Assignment:
For the records below, give the number of lines containing the word "گزارش" and no other text.

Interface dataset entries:
+===+

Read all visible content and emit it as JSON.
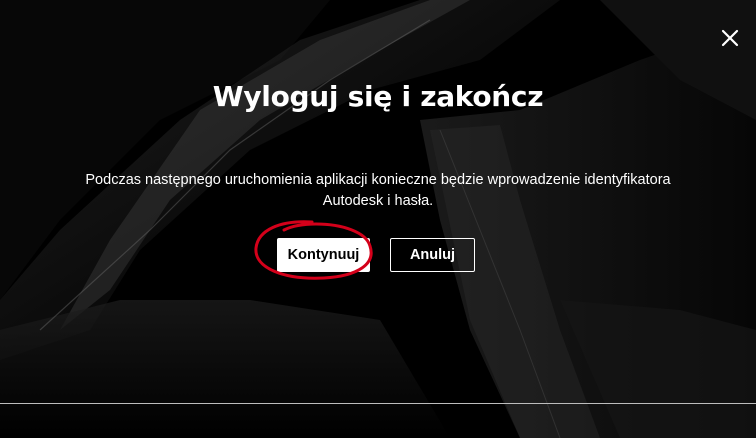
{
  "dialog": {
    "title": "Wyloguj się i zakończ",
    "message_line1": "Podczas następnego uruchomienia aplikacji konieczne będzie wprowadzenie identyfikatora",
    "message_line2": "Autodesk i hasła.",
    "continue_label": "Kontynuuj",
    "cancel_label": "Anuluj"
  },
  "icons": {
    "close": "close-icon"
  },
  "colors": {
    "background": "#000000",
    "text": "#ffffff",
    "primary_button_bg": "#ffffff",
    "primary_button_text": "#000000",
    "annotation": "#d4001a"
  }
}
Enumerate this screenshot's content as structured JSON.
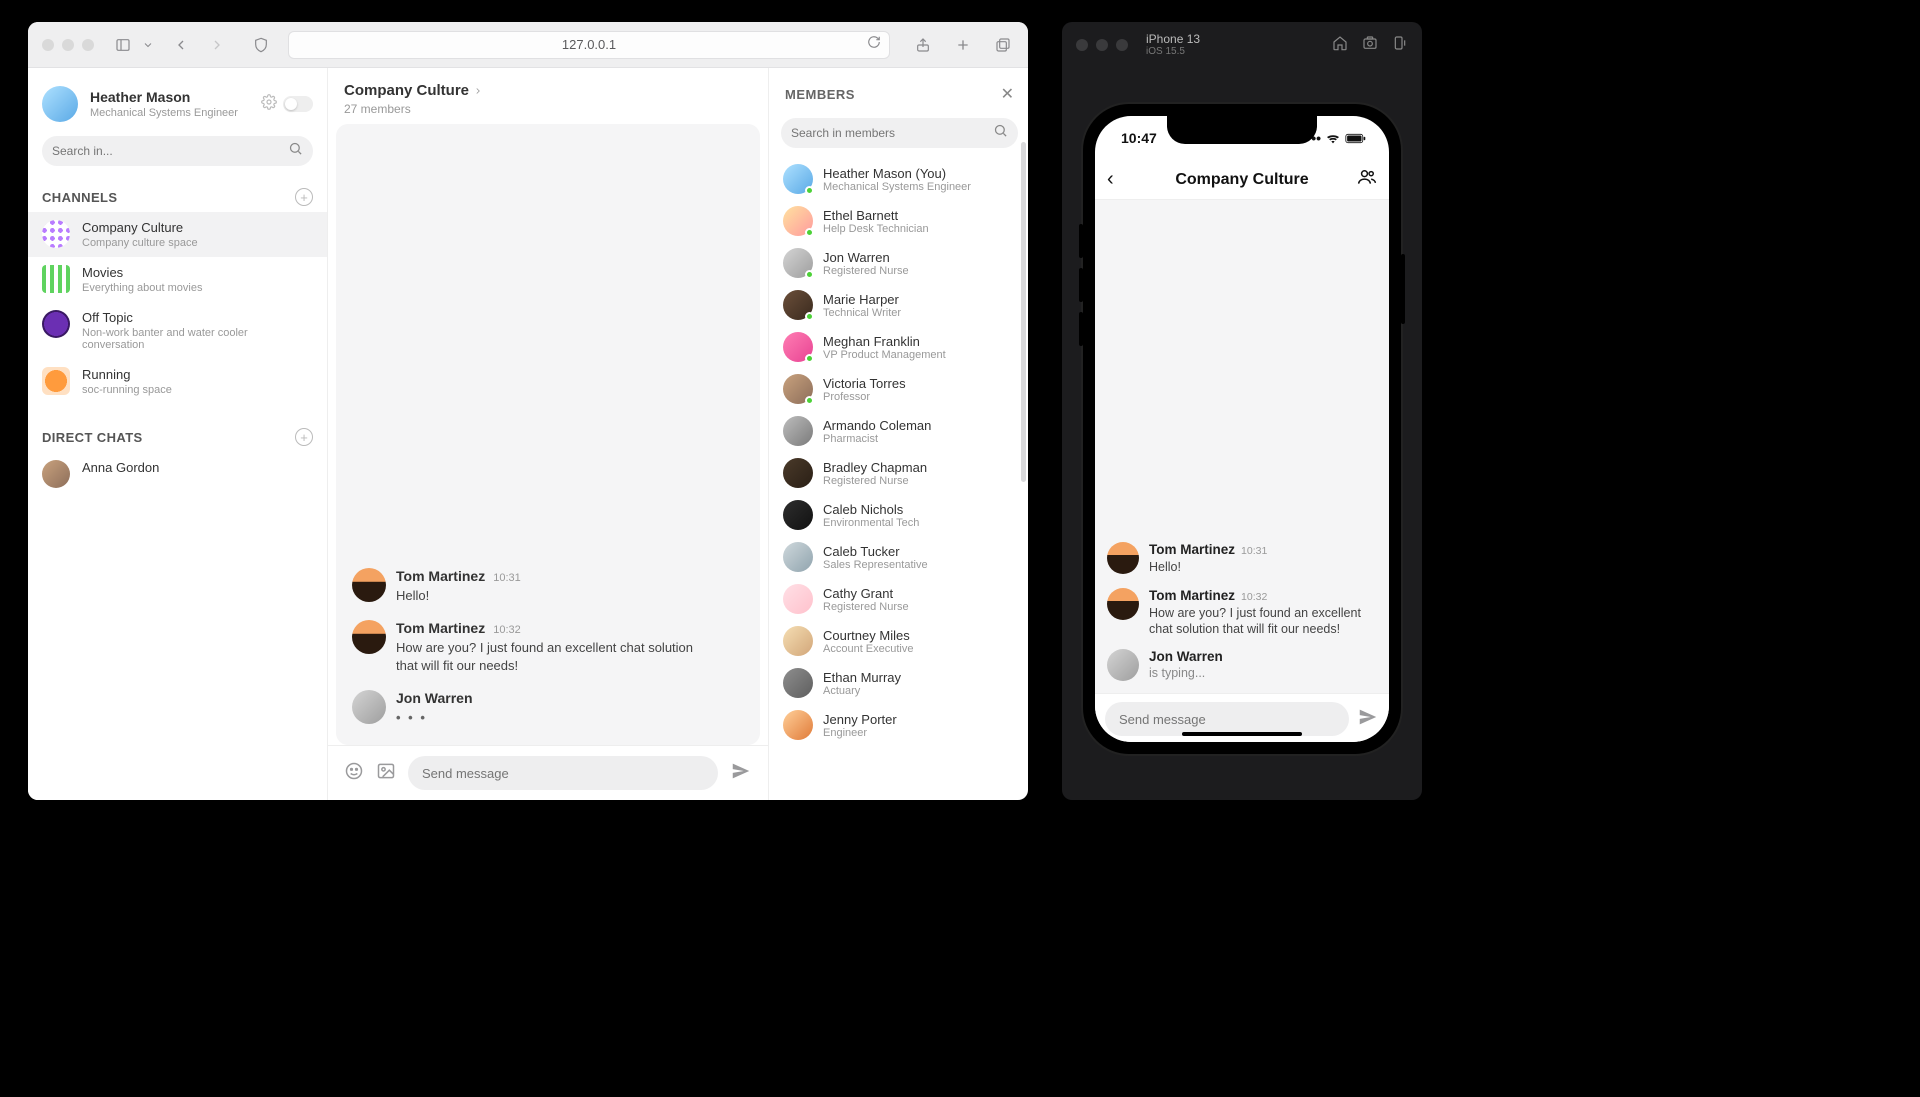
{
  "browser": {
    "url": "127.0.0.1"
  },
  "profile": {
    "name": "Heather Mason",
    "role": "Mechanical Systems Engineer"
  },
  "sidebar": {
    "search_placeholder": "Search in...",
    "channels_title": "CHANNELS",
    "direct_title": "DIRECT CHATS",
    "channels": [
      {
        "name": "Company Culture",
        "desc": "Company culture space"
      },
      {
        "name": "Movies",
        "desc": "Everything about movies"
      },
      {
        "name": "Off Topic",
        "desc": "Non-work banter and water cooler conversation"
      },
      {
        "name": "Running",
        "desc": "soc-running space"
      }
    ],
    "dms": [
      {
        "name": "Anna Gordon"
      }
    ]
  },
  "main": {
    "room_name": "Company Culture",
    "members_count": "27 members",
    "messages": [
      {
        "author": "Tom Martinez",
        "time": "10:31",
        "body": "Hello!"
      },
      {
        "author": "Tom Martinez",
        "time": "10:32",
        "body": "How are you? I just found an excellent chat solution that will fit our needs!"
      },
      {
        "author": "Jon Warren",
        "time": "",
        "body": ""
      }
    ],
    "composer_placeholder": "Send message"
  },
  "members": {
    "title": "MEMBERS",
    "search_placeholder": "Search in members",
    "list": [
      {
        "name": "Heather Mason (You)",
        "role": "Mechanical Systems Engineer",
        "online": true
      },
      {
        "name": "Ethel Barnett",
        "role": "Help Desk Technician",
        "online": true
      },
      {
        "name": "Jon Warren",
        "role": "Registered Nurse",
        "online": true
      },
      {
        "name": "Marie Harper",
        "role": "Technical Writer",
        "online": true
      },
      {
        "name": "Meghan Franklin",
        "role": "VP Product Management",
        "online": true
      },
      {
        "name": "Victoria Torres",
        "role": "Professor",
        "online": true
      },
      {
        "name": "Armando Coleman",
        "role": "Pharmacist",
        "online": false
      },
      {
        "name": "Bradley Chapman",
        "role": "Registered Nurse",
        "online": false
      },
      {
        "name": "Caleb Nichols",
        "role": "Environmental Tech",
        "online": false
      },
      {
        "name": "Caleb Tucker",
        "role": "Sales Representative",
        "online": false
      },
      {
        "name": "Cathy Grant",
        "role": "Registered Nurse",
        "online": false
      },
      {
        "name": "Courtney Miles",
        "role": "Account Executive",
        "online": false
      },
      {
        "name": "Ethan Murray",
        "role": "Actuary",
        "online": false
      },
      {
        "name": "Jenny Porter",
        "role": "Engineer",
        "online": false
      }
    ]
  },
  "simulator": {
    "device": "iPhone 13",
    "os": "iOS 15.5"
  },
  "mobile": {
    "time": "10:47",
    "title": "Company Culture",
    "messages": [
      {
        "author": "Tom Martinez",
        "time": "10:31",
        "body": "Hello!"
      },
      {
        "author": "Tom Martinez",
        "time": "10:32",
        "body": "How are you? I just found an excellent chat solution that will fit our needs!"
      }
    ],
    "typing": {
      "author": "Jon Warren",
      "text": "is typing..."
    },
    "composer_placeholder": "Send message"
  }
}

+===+

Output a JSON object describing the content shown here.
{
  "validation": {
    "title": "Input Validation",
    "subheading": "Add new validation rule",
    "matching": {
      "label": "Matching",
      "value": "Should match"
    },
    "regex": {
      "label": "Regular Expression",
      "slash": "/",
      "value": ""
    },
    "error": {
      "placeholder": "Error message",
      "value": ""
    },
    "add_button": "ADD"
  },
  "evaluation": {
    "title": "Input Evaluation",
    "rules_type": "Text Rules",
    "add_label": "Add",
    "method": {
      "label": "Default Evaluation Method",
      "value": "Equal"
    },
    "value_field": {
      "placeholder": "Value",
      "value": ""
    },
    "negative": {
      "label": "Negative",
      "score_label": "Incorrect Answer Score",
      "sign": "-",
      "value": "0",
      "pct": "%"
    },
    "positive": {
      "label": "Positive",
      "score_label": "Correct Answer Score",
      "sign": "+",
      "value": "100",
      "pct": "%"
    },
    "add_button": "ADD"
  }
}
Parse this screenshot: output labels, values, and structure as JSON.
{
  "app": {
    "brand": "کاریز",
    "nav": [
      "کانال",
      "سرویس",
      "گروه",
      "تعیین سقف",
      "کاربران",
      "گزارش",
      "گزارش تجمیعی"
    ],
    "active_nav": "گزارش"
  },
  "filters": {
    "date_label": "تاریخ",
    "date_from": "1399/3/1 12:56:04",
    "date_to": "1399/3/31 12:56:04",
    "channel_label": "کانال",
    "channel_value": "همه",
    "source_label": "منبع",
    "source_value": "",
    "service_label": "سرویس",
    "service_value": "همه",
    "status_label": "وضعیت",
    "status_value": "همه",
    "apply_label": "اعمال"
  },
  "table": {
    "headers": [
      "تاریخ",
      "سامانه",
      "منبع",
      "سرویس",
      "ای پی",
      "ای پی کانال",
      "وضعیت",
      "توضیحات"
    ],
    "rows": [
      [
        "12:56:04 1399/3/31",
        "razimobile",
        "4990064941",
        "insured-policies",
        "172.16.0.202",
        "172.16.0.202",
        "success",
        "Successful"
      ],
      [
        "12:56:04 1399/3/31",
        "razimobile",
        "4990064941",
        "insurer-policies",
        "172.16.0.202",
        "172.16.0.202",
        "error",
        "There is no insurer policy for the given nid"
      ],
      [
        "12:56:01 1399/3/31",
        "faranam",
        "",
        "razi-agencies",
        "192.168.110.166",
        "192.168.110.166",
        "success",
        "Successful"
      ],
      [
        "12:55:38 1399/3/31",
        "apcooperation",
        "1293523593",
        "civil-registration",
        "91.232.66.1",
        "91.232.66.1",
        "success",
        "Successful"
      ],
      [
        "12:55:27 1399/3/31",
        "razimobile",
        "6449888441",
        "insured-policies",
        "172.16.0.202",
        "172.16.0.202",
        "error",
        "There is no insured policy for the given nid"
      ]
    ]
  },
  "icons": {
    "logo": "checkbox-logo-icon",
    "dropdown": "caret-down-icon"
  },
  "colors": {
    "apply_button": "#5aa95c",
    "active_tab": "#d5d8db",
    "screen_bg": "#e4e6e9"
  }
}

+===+

Your solution:
3